YOUR OBJECTIVE → From the listing, collect all lines containing the word "size".

SUPPLIED DATA →

Segment Open

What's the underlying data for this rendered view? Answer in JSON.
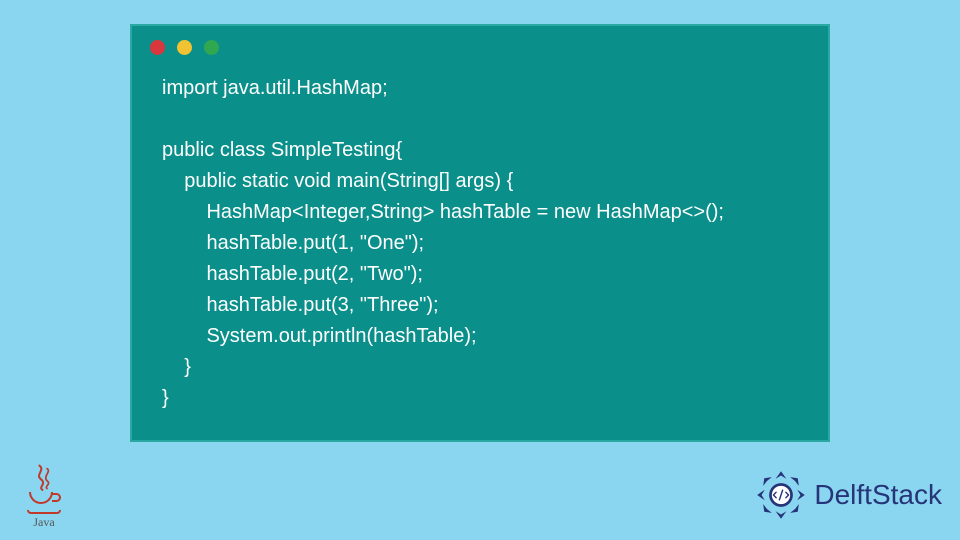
{
  "code": {
    "lines": [
      "import java.util.HashMap;",
      "",
      "public class SimpleTesting{",
      "    public static void main(String[] args) {",
      "        HashMap<Integer,String> hashTable = new HashMap<>();",
      "        hashTable.put(1, \"One\");",
      "        hashTable.put(2, \"Two\");",
      "        hashTable.put(3, \"Three\");",
      "        System.out.println(hashTable);",
      "    }",
      "}"
    ]
  },
  "branding": {
    "java_label": "Java",
    "delft_label": "DelftStack"
  },
  "colors": {
    "page_bg": "#8ad5f0",
    "window_bg": "#0b8f8a",
    "window_border": "#2aa9a3",
    "dot_red": "#d9363e",
    "dot_yellow": "#f1c232",
    "dot_green": "#2fa84f",
    "code_text": "#ffffff",
    "brand_text": "#263478",
    "java_red": "#c0392b"
  }
}
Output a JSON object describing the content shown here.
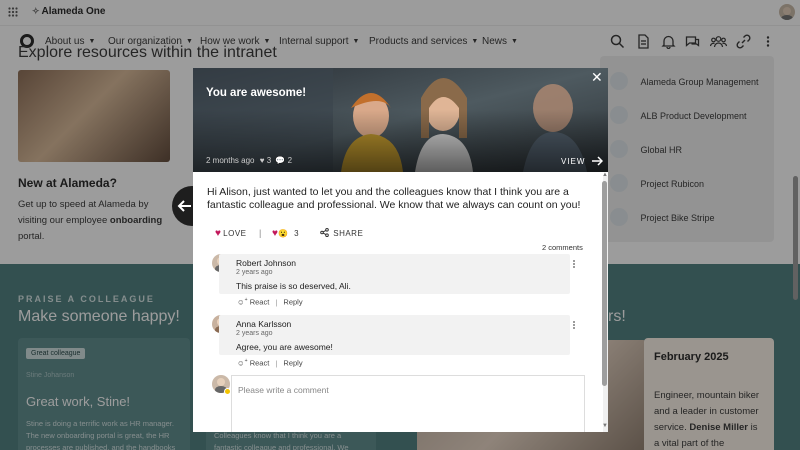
{
  "app": {
    "title": "Alameda One"
  },
  "nav": {
    "items": [
      "About us",
      "Our organization",
      "How we work",
      "Internal support",
      "Products and services",
      "News"
    ]
  },
  "background": {
    "explore_heading": "Explore resources within the intranet",
    "new_title": "New at Alameda?",
    "new_text_1": "Get up to speed at Alameda by",
    "new_text_2": "visiting our employee ",
    "new_text_bold": "onboarding",
    "new_text_3": "portal.",
    "sites": [
      "Alameda Group Management",
      "ALB Product Development",
      "Global HR",
      "Project Rubicon",
      "Project Bike Stripe"
    ],
    "praise_kicker": "PRAISE A COLLEAGUE",
    "praise_heading": "Make someone happy!",
    "card_badge": "Great colleague",
    "card_meta": "Stine Johanson",
    "card_title": "Great work, Stine!",
    "card_text_1": "Stine is doing a terrific work as HR manager.",
    "card_text_2": "The new onboarding portal is great, the HR",
    "card_text_3": "processes are published, and the handbooks",
    "card2_text_1": "Colleagues know that I think you are a",
    "card2_text_2": "fantastic colleague and professional. We",
    "right_heading_tail": "rs!",
    "event_month": "February 2025",
    "event_text_1": "Engineer, mountain biker",
    "event_text_2": "and a leader in customer",
    "event_text_3": "service. ",
    "event_name": "Denise Miller",
    "event_text_4": " is",
    "event_text_5": "a vital part of the"
  },
  "modal": {
    "hero_title": "You are awesome!",
    "hero_time": "2 months ago",
    "hero_likes": "3",
    "hero_comments": "2",
    "view_label": "VIEW",
    "message": "Hi Alison, just wanted to let you and the colleagues know that I think you are a fantastic colleague and professional. We know that we always can count on you!",
    "love_label": "LOVE",
    "reaction_count": "3",
    "share_label": "SHARE",
    "comments_count": "2 comments",
    "comments": [
      {
        "author": "Robert Johnson",
        "time": "2 years ago",
        "text": "This praise is so deserved, Ali."
      },
      {
        "author": "Anna Karlsson",
        "time": "2 years ago",
        "text": "Agree, you are awesome!"
      }
    ],
    "react_label": "React",
    "reply_label": "Reply",
    "comment_placeholder": "Please write a comment"
  },
  "colors": {
    "teal": "#4a7c7d",
    "love": "#c2185b",
    "overlay": "rgba(20,20,20,0.42)"
  },
  "icons": [
    "apps-grid-icon",
    "logo-icon",
    "search-icon",
    "document-icon",
    "bell-icon",
    "chat-icon",
    "people-icon",
    "link-icon",
    "more-icon",
    "close-icon",
    "arrow-right-icon",
    "arrow-left-icon",
    "heart-icon",
    "share-icon",
    "react-icon"
  ]
}
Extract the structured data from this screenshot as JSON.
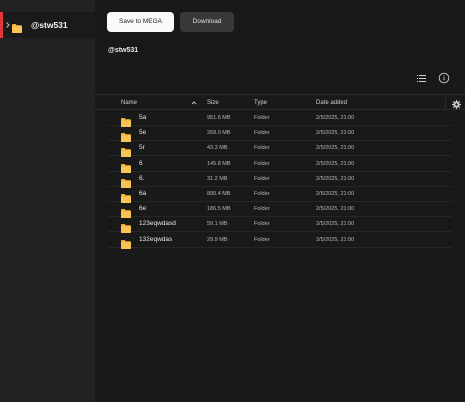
{
  "sidebar": {
    "items": [
      {
        "label": "@stw531",
        "icon": "folder-icon",
        "chevron": "chevron-right-icon"
      }
    ]
  },
  "toolbar": {
    "save_label": "Save to MEGA",
    "download_label": "Download"
  },
  "breadcrumb": {
    "title": "@stw531"
  },
  "view_controls": {
    "list_icon": "list-view-icon",
    "info_icon": "info-icon"
  },
  "table": {
    "headers": {
      "name": "Name",
      "size": "Size",
      "type": "Type",
      "date": "Date added"
    },
    "sort_icon": "chevron-up-icon",
    "settings_icon": "gear-icon",
    "rows": [
      {
        "name": "5a",
        "size": "951.6 MB",
        "type": "Folder",
        "date": "2/5/2025, 21:00"
      },
      {
        "name": "5e",
        "size": "268.0 MB",
        "type": "Folder",
        "date": "2/5/2025, 21:00"
      },
      {
        "name": "5r",
        "size": "43.3 MB",
        "type": "Folder",
        "date": "2/5/2025, 21:00"
      },
      {
        "name": "6",
        "size": "145.8 MB",
        "type": "Folder",
        "date": "2/5/2025, 21:00"
      },
      {
        "name": "6.",
        "size": "31.2 MB",
        "type": "Folder",
        "date": "2/5/2025, 21:00"
      },
      {
        "name": "6a",
        "size": "890.4 MB",
        "type": "Folder",
        "date": "2/5/2025, 21:00"
      },
      {
        "name": "6e",
        "size": "186.5 MB",
        "type": "Folder",
        "date": "2/5/2025, 21:00"
      },
      {
        "name": "123eqwdasd",
        "size": "59.1 MB",
        "type": "Folder",
        "date": "2/5/2025, 21:00"
      },
      {
        "name": "132eqwdas",
        "size": "29.9 MB",
        "type": "Folder",
        "date": "2/5/2025, 21:00"
      }
    ]
  },
  "colors": {
    "accent": "#e5363a",
    "folder": "#f5b63b",
    "background": "#191919",
    "sidebar": "#222222"
  }
}
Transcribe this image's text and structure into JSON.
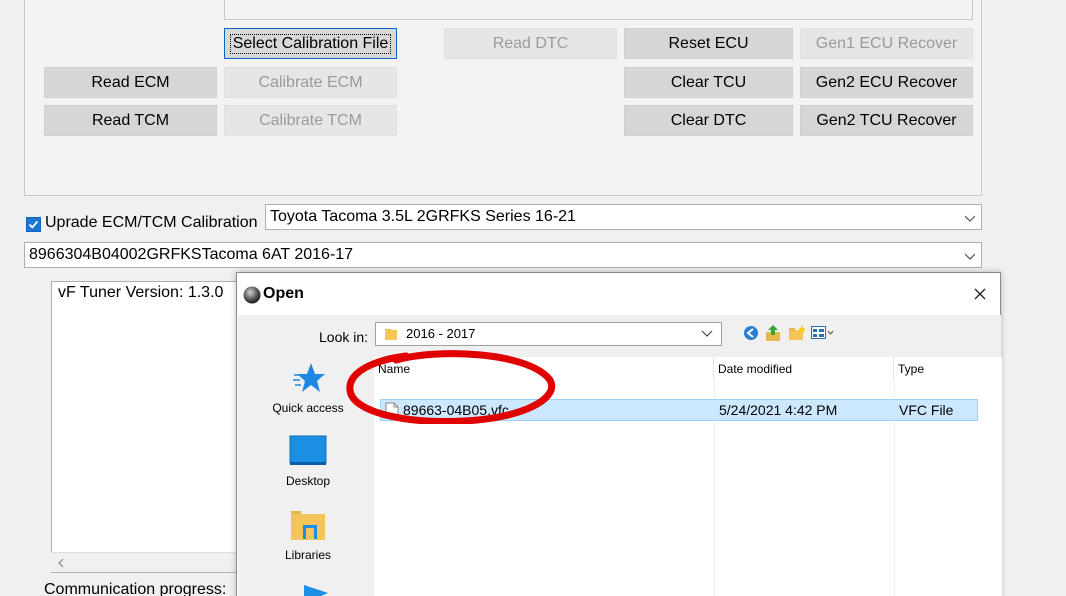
{
  "buttons": {
    "select_calibration_file": "Select Calibration File",
    "read_dtc": "Read DTC",
    "reset_ecu": "Reset ECU",
    "gen1_ecu_recover": "Gen1 ECU Recover",
    "read_ecm": "Read ECM",
    "calibrate_ecm": "Calibrate ECM",
    "clear_tcu": "Clear TCU",
    "gen2_ecu_recover": "Gen2 ECU Recover",
    "read_tcm": "Read TCM",
    "calibrate_tcm": "Calibrate TCM",
    "clear_dtc": "Clear DTC",
    "gen2_tcu_recover": "Gen2 TCU Recover"
  },
  "upgrade": {
    "label": "Uprade ECM/TCM Calibration",
    "checked": true,
    "vehicle_value": "Toyota Tacoma 3.5L 2GRFKS Series 16-21",
    "calibration_value": "8966304B04002GRFKSTacoma 6AT 2016-17"
  },
  "log": {
    "text": "vF Tuner Version: 1.3.0"
  },
  "status": {
    "comm_progress_label": "Communication progress:"
  },
  "dialog": {
    "title": "Open",
    "look_in_label": "Look in:",
    "look_in_value": "2016 - 2017",
    "places": [
      {
        "label": "Quick access",
        "icon": "quick-access-star-icon"
      },
      {
        "label": "Desktop",
        "icon": "desktop-icon"
      },
      {
        "label": "Libraries",
        "icon": "libraries-icon"
      }
    ],
    "columns": {
      "name": "Name",
      "date_modified": "Date modified",
      "type": "Type"
    },
    "files": [
      {
        "name": "89663-04B05.vfc",
        "date_modified": "5/24/2021 4:42 PM",
        "type": "VFC File",
        "selected": true
      }
    ]
  },
  "colors": {
    "accent": "#1976d2",
    "selection": "#cce8ff",
    "annotation": "#e00000"
  }
}
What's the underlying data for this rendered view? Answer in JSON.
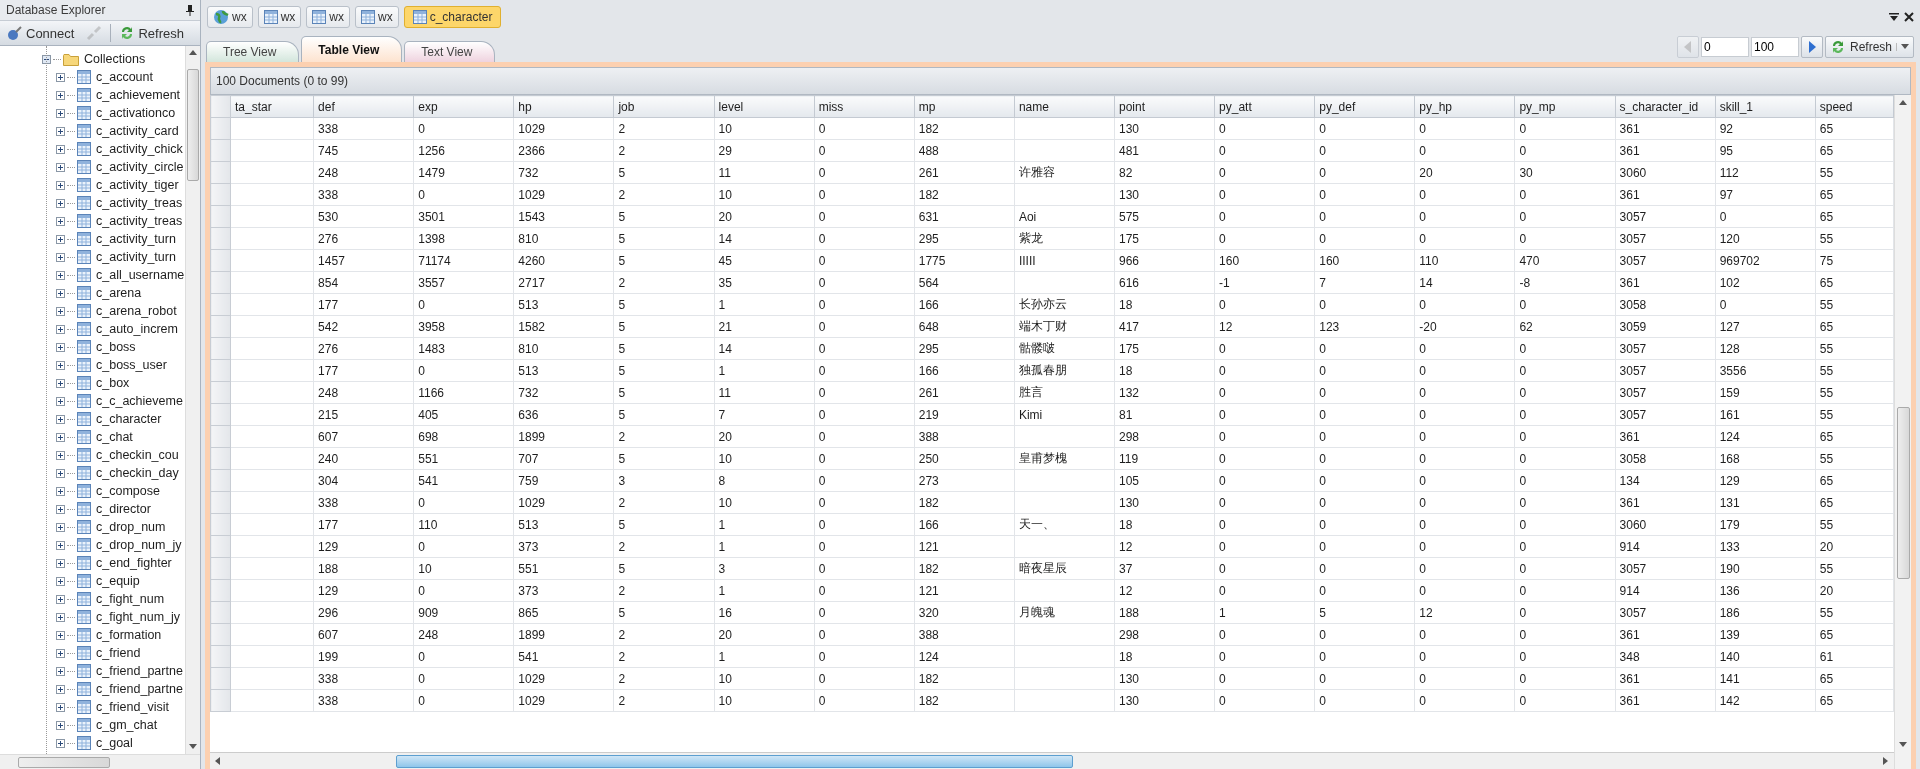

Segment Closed

EXERCISE ANSWER →
      "size": "Size",
        "size": "951.6 MB",
        "size": "268.0 MB",
        "size": "43.3 MB",
        "size": "145.8 MB",
        "size": "31.2 MB",
        "size": "890.4 MB",
        "size": "186.5 MB",
        "size": "59.1 MB",
        "size": "29.9 MB",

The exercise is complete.